‘When Moses’ hands grew tired, they took a stone and put it under him, and he sat on it. Aaron and Hur held his hands up – one on one side and one on the other – so that his hands remained steady till sunset. So Joshua overcame the Amalekite army.’
We are thinking today about a story that features three men, Moses, Aaron and Hur. I think most of us here are pretty familiar with Moses and Aaron but it is quite possible that Hur is unfamiliar to a lot of us. Until I started to reflect on this passage the name Hur was completely unknown to me.
Moses we know all about, the baby in the bulrushes, brought up by the Pharaoh’s daughter, spoken to by God from the burning bush. The deliverer of the Israelites from slavery in Egypt, the recipient of the commandments, the one who spoke with God and established the covenant which set the Jews apart as God’s chosen people. When Jesus was on the mount of transfiguration Moses and Elijah were the two heroes who were with him. Moses is probably the best known character in the Old Testament.
Aaron too is well known. He is Moses brother and confidant. He speaks to the Pharaoh on Moses behalf, he was with Moses during the plagues, he helped Moses to lead the Israelites during their wanderings, he is Moses second in command and he became the first chief priest of the tabernacle.
And then there is Hur, very little is known about him. He is mentioned at Exodus 24, when Moses goes up onto Mount Sinai to get the 10 commandments, Aaron and Hur are left to settle disputes in Moses’ absence. From this we can assume that he was a prominent elder amongst the Israelites as they travelled from Egypt to Canaan. He is thought to have been a member of the Tribe of Judah and he is also mentioned as the grandfather of Bezaleel, and he was designated by God to be the principal creator of the Tabernacle and the Ark of the Covenant, however it is not entirely certain that this Hur is the same individual, but he has been treated as such in Jewish tradition. And that is it about Hur.
The story we are thinking about today takes place when the Israelites are travelling through the desert and begin complaining that they are thirsty and hungry. For their hunger God supplied them with Quails and manna and we are told that they ate manna for the entire forty years of their wanderings. Water too was a problem and when the people arrived at Rephidim they are moaning about a lack of water. Here Moses was told by God to strike the rock of Horeb with his staff and water flowed out for the people to drink.
When God spoke to Moses out of the burning bush and commanded him to free the Israelites from slavery in Egypt his shepherds crook or staff became the embodiment of the power given to him by God.
So the children of Israel were at Rephidim and it was here that the Amalekite army came and attacked the Israelites. And it was at the battle at Rephidim that another well-known heroic figure Joshua, who eventually took over the leadership from Moses, appears to lead the people in fighting the Amalekites.

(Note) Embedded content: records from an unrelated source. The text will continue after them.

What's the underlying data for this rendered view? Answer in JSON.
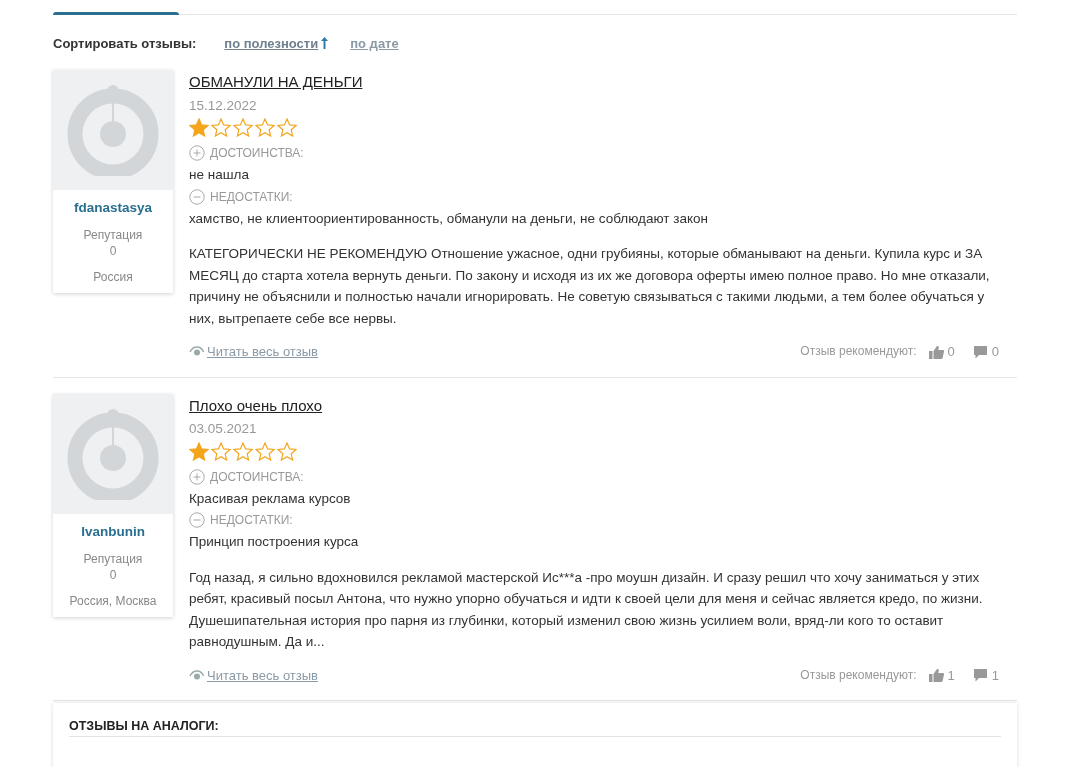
{
  "sort": {
    "label": "Сортировать отзывы:",
    "options": [
      {
        "label": "по полезности",
        "selected": true
      },
      {
        "label": "по дате",
        "selected": false
      }
    ]
  },
  "reviews": [
    {
      "author": "fdanastasya",
      "reputation_label": "Репутация",
      "reputation": "0",
      "location": "Россия",
      "title": "ОБМАНУЛИ НА ДЕНЬГИ",
      "date": "15.12.2022",
      "stars": 1,
      "pros_label": "ДОСТОИНСТВА:",
      "pros": "не нашла",
      "cons_label": "НЕДОСТАТКИ:",
      "cons": "хамство, не клиентоориентированность, обманули на деньги, не соблюдают закон",
      "body": "КАТЕГОРИЧЕСКИ НЕ РЕКОМЕНДУЮ Отношение ужасное, одни грубияны, которые обманывают на деньги. Купила курс и ЗА МЕСЯЦ до старта хотела вернуть деньги. По закону и исходя из их же договора оферты имею полное право. Но мне отказали, причину не объяснили и полностью начали игнорировать. Не советую связываться с такими людьми, а тем более обучаться у них, вытрепаете себе все нервы.",
      "read_more": "Читать весь отзыв",
      "recommend_label": "Отзыв рекомендуют:",
      "likes": "0",
      "comments": "0"
    },
    {
      "author": "Ivanbunin",
      "reputation_label": "Репутация",
      "reputation": "0",
      "location": "Россия, Москва",
      "title": "Плохо очень плохо",
      "date": "03.05.2021",
      "stars": 1,
      "pros_label": "ДОСТОИНСТВА:",
      "pros": "Красивая реклама курсов",
      "cons_label": "НЕДОСТАТКИ:",
      "cons": "Принцип построения курса",
      "body": "Год назад, я сильно вдохновился рекламой мастерской Ис***а -про моушн дизайн. И сразу решил что хочу заниматься у этих ребят, красивый посыл Антона, что нужно упорно обучаться и идти к своей цели для меня и сейчас является кредо, по жизни. Душешипательная история про парня из глубинки, который изменил свою жизнь усилием воли, вряд-ли кого то оставит равнодушным. Да и...",
      "read_more": "Читать весь отзыв",
      "recommend_label": "Отзыв рекомендуют:",
      "likes": "1",
      "comments": "1"
    }
  ],
  "analogs": {
    "title": "ОТЗЫВЫ НА АНАЛОГИ:"
  }
}
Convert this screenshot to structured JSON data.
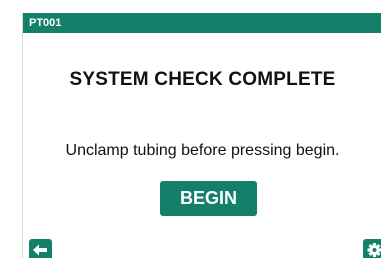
{
  "header": {
    "device_id": "PT001"
  },
  "main": {
    "title": "SYSTEM CHECK COMPLETE",
    "message": "Unclamp tubing before pressing begin.",
    "begin_label": "BEGIN"
  },
  "footer": {
    "back_icon": "arrow-left-icon",
    "settings_icon": "gear-icon"
  },
  "colors": {
    "accent": "#14806a",
    "text": "#111111",
    "background": "#ffffff"
  }
}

But Joshua and the Israelites cannot be victorious on their own; this message comes through time after time, unless God is on their side they cannot prevail. We have the wonderful picture of Moses standing on top of the hill with his staff of power in his hand holding his arms up. And as long as Moses holds his arms up that the Israelites are successful in their battle against the Amalekites. But Moses is a man and his arms become tired and as his arms drop so Joshua and the Israelite army begin to lose power and the Amalekites become more successful. Moses the great hero of the Old Testament, Moses with his staff of power given to him by God himself, Moses’ arms grow tired and begin to fall. We can imagine the scene as the watching Israelites realise what is happening, Moses is steadily tiring and as he becomes weaker the Amalekite army gains ascendance. God has done what he will do, Moses is doing everything that he can do with the power God has given him and it is not enough! What can be done, how is disaster to be averted?
And it is then that two men step up. Aaron we would expect he is Moses brother and has been helping and supporting him since the burning bush, but Hur is a complete unknown yet he too steps up. Again another fantastic picture, Moses being manoeuvred onto a rock and Aaron and Hur taking their places on either side of him steadying his hands, supporting his arms, until sunset. All day long, Moses with the staff of power from God supported by his brother Aaron and by Hur, making sure that the battle went their way, making sure that Gods purpose was fulfilled.
Too often we think of the leaders in the church of people like Angus, Jean, and Elizabeth as being like Moses, selected by God, like Moses with his staff they have been given their gifts by God and we expect them to be able to do it on their own. This passage tells us loud and clear that this is not the case. The people God chooses to set on the hill top cannot do it on their own, they are human they quickly become weak and tired and discouraged. They need support all day long, all the time, without this constant support then they will fail. And it is US they need, our help and our support, God needs us to step up so that his purpose for the world can be fulfilled.
And when we ask why is God not doing more in the world, why does evil prevail, why is there poverty and injustice, why do the wicked flourish then we need to think about this passage. For in order for God’s purpose to be fulfilled it not only takes strong and gifted leaders it takes every one of the rest of us taking seriously our supporting role.
As we think about that supporting role it is quite helpful to think about Hur. Hur the unknown, Hur the ordinary, perhaps we can all identify with Hur much more than we can identify with Moses and Aaron; they are the heroes, despite their flaws. Hur is the man or woman in the pew, nothing special just ordinary, and yet able and willing to step up. Hur didn’t hang back, he didn’t wait for someone else to do it, he didn’t spend time dithering and wondering if he should do it. He didn’t wonder what people would think of him for putting himself forward, he didn’t take time to weigh up the pros and cons or count the cost. He knew he wasn’t special yet he had the confidence to step up.
Or maybe Moses or Aaron looked round for someone who had proved themselves, someone who could be relied on to do their bit. Maybe Aaron said ‘come on Hur, I’ll take one arm you take the other.’ Whatever whether he did it off his own bat or whether he was asked Hur stepped up and saved the day. Sure, if Hur hadn’t done it someone else might have but we don’t know that all we know is Hur and Aaron did what was needed and enabled a good outcome.
And Jesus, God’s own son, of course he could have done it on his own, but he chose twelve feeble and fallible disciples and sent them out to spread his Kingdom throughout the world.
And God is still choosing the feeble and fallible as his disciples, he is choosing you and me and challenging us to step up so that his will will be done and his kingdom will come on earth as it is in heaven.